Our Green at East Ilsley was one of over 250 such schemes countrywide set up to mark the Millennium and to provide ‘open breathing spaces’ in perpetuity for the benefit of local inhabitants. Mainly funded by the Countryside Agency, under the slogan “Access for All”, they were intended to provide free unrestricted access to green spaces for local recreation and exercise. The land itself is on a 999 year lease, and cannot be built upon. It is looked after by the Millennium Green Trust, and its elected Trustees.
In East Ilsley, The Green was created following the efforts of a group of local inhabitants who organised the raising of funds to purchase the land and drew up a Trust Deed document to which they put their signatures, and so became the original trustees. The Millennium Green Trust is an independent charity responsible to the Charity Commission. Under the terms of the Trust Deed, there is free unrestricted access to The Green at all times. The Green is situated to the south of the village between the slip road to the A34 and the recreation ground. There is an entrance at either end.
Millennium Green Features
On a cold damp morning towards the end of 1999, a contingent of about a dozen soldiers of the 42 Survey Engineering Group (Hermitage), arrived at the open area which was later to become East Ilsley Millennium Green, with lorries, low-loaders, and equipment necessary for moving very heavy loads. They had collected 34 large sarsen stones from a field near to Ashdown House, which is between Lambourn and Ashbury, on behalf of the trustees, which they proceeded to put into positions around the green under the direction of the trustees.
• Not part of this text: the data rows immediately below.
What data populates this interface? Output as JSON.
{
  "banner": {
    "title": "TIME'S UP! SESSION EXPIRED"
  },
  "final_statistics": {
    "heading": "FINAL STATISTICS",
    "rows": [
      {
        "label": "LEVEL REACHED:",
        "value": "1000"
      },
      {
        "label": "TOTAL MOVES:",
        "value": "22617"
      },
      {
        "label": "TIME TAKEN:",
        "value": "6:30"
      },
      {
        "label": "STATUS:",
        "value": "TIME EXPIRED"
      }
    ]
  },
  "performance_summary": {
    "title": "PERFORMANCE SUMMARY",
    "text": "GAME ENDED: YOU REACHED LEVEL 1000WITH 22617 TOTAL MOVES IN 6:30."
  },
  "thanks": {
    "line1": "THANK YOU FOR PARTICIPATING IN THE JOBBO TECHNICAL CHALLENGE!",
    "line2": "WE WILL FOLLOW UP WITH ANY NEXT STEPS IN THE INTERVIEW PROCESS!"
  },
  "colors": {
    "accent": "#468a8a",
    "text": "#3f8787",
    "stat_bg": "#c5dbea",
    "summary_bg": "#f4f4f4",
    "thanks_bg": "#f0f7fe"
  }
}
Some of the stones were intended to serve as seating for visitors, while others, which had dips and hollows in them, would hopefully provide birds with drinking pools. It was hoped that children would enjoy climbing on, and playing around the stones.
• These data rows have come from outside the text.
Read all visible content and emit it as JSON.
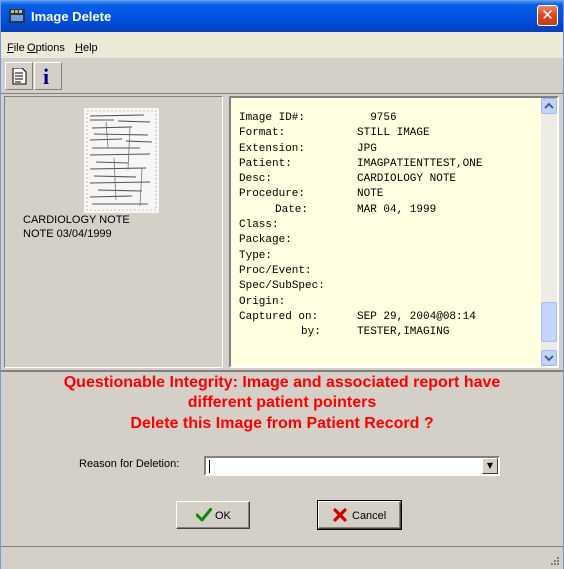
{
  "window": {
    "title": "Image Delete",
    "icon": "film-strip-icon",
    "close_icon": "close-icon"
  },
  "menu": {
    "file": "File",
    "options": "Options",
    "help": "Help"
  },
  "toolbar": {
    "report_icon": "document-icon",
    "info_icon": "info-icon",
    "info_glyph": "i"
  },
  "thumbnail": {
    "caption_line1": "CARDIOLOGY NOTE",
    "caption_line2": "NOTE 03/04/1999"
  },
  "info": {
    "rows": [
      {
        "key": "Image ID#:",
        "value": "  9756"
      },
      {
        "key": "Format:",
        "value": "STILL IMAGE"
      },
      {
        "key": "Extension:",
        "value": "JPG"
      },
      {
        "key": "Patient:",
        "value": "IMAGPATIENTTEST,ONE"
      },
      {
        "key": "Desc:",
        "value": "CARDIOLOGY NOTE"
      },
      {
        "key": "Procedure:",
        "value": "NOTE"
      },
      {
        "key": "Date:",
        "value": "MAR 04, 1999"
      },
      {
        "key": "Class:",
        "value": ""
      },
      {
        "key": "Package:",
        "value": ""
      },
      {
        "key": "Type:",
        "value": ""
      },
      {
        "key": "Proc/Event:",
        "value": ""
      },
      {
        "key": "Spec/SubSpec:",
        "value": ""
      },
      {
        "key": "Origin:",
        "value": ""
      },
      {
        "key": "Captured on:",
        "value": "SEP 29, 2004@08:14"
      },
      {
        "key": "by:",
        "value": "TESTER,IMAGING"
      }
    ]
  },
  "warning": {
    "line1": "Questionable Integrity: Image and associated report have",
    "line2": "different patient pointers",
    "line3": "Delete this Image from Patient Record ?",
    "color": "#ff0000"
  },
  "reason": {
    "label": "Reason for Deletion:",
    "value": ""
  },
  "buttons": {
    "ok": "OK",
    "cancel": "Cancel",
    "ok_icon": "checkmark-icon",
    "cancel_icon": "x-icon"
  }
}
The placing of the stones was not random. The two large stones (one weighing several tons) at the entrance from the recreation ground were specifically spaced to prevent vehicular access, and a group on the path to the left were arranged around a central stone so that children could sit around a teacher.
Stepping Stone Snail
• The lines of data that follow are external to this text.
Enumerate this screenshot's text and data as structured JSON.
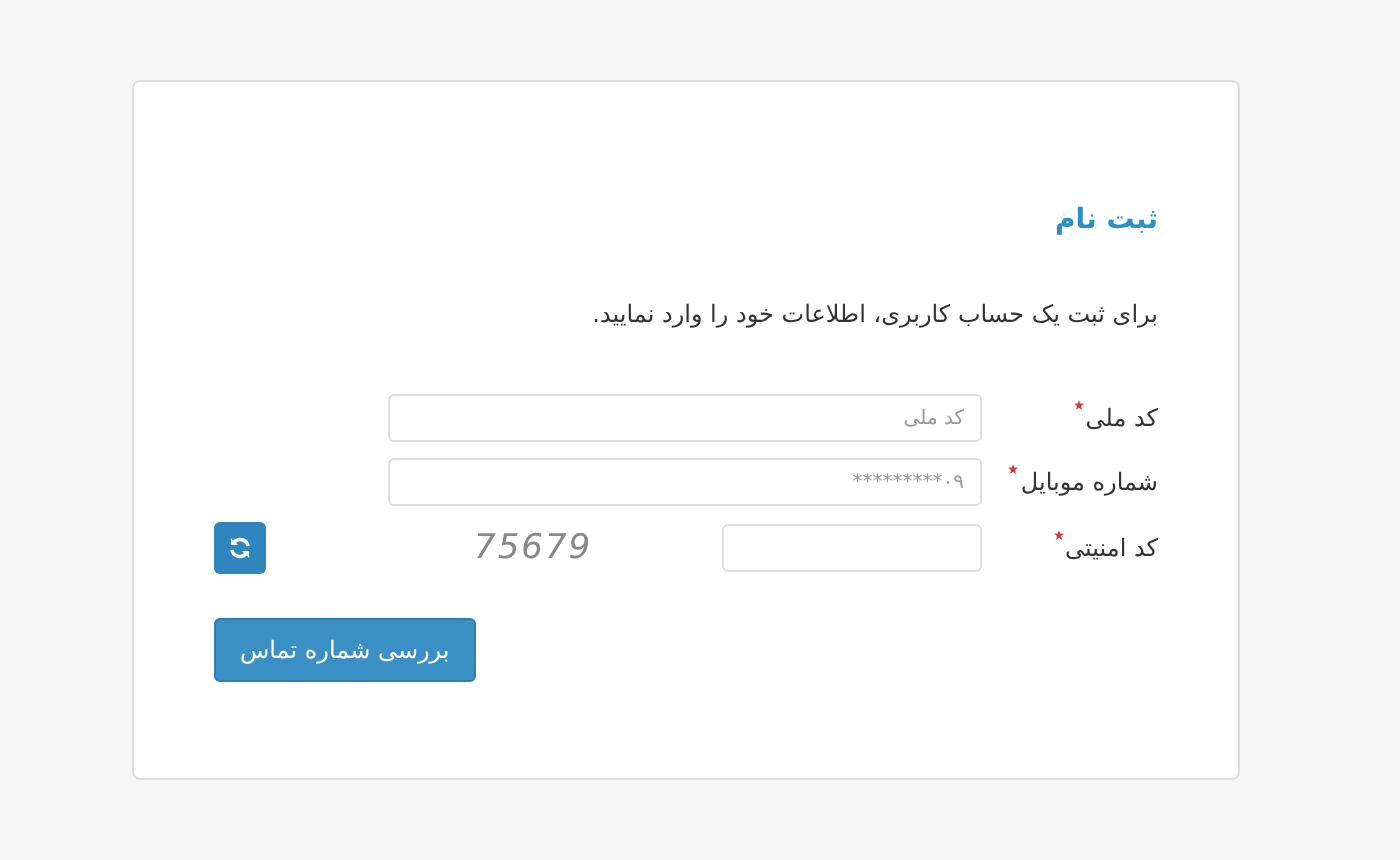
{
  "form": {
    "title": "ثبت نام",
    "intro": "برای ثبت یک حساب کاربری، اطلاعات خود را وارد نمایید.",
    "fields": [
      {
        "kind": "text",
        "label": "کد ملی",
        "required": true,
        "placeholder": "کد ملی"
      },
      {
        "kind": "text",
        "label": "شماره موبایل",
        "required": true,
        "placeholder": "۰۹*********"
      },
      {
        "kind": "captcha",
        "label": "کد امنیتی",
        "required": true,
        "captcha": "75679"
      }
    ],
    "submit": "بررسی شماره تماس"
  }
}
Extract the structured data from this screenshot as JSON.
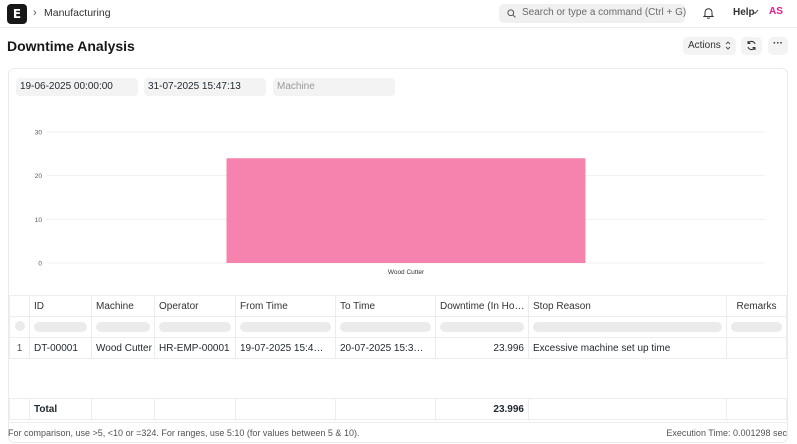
{
  "app": {
    "logo_letter": "E",
    "breadcrumb_sep": "›"
  },
  "breadcrumb": {
    "module": "Manufacturing"
  },
  "search": {
    "placeholder": "Search or type a command (Ctrl + G)"
  },
  "navbar": {
    "help_label": "Help",
    "avatar_initials": "AS"
  },
  "page": {
    "title": "Downtime Analysis",
    "actions_label": "Actions",
    "more_label": "···"
  },
  "filters": {
    "from_date": "19-06-2025 00:00:00",
    "to_date": "31-07-2025 15:47:13",
    "machine_placeholder": "Machine"
  },
  "chart_data": {
    "type": "bar",
    "categories": [
      "Wood Cutter"
    ],
    "values": [
      23.996
    ],
    "ylim": [
      0,
      30
    ],
    "yticks": [
      0,
      10,
      20,
      30
    ],
    "grid": true,
    "color": "#f683ae"
  },
  "table": {
    "columns": [
      "ID",
      "Machine",
      "Operator",
      "From Time",
      "To Time",
      "Downtime (In Ho…",
      "Stop Reason",
      "Remarks"
    ],
    "rows": [
      {
        "index": "1",
        "id": "DT-00001",
        "machine": "Wood Cutter",
        "operator": "HR-EMP-00001",
        "from_time": "19-07-2025 15:4…",
        "to_time": "20-07-2025 15:3…",
        "downtime": "23.996",
        "stop_reason": "Excessive machine set up time",
        "remarks": ""
      }
    ],
    "total_label": "Total",
    "total_downtime": "23.996"
  },
  "footer": {
    "hint": "For comparison, use >5, <10 or =324. For ranges, use 5:10 (for values between 5 & 10).",
    "execution_time": "Execution Time: 0.001298 sec"
  }
}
Early in 2000, it was decided to create a stepping stone feature for the Green. The design was in the form of a giant snail. 82 young children, resident in East Ilsley at the time, each took off a shoe and a sock and impressed a bare footprint into soft cement on top of a bucket sized lump of concrete, and their names were impressed at the same time. The youngest of these children was a baby at the time, the eldest about twelve or thirteen years old. They would now all be adults. This group of circular ‘stones’ was then set into the turf, to form of the spiral shell and the body of a snail. Over time, some have been damaged by grass cutting machinery, and many of them are partly hidden by grass and moss.
Other features include a sheep made from flints, a sundial, picnic tables, and a wooded area.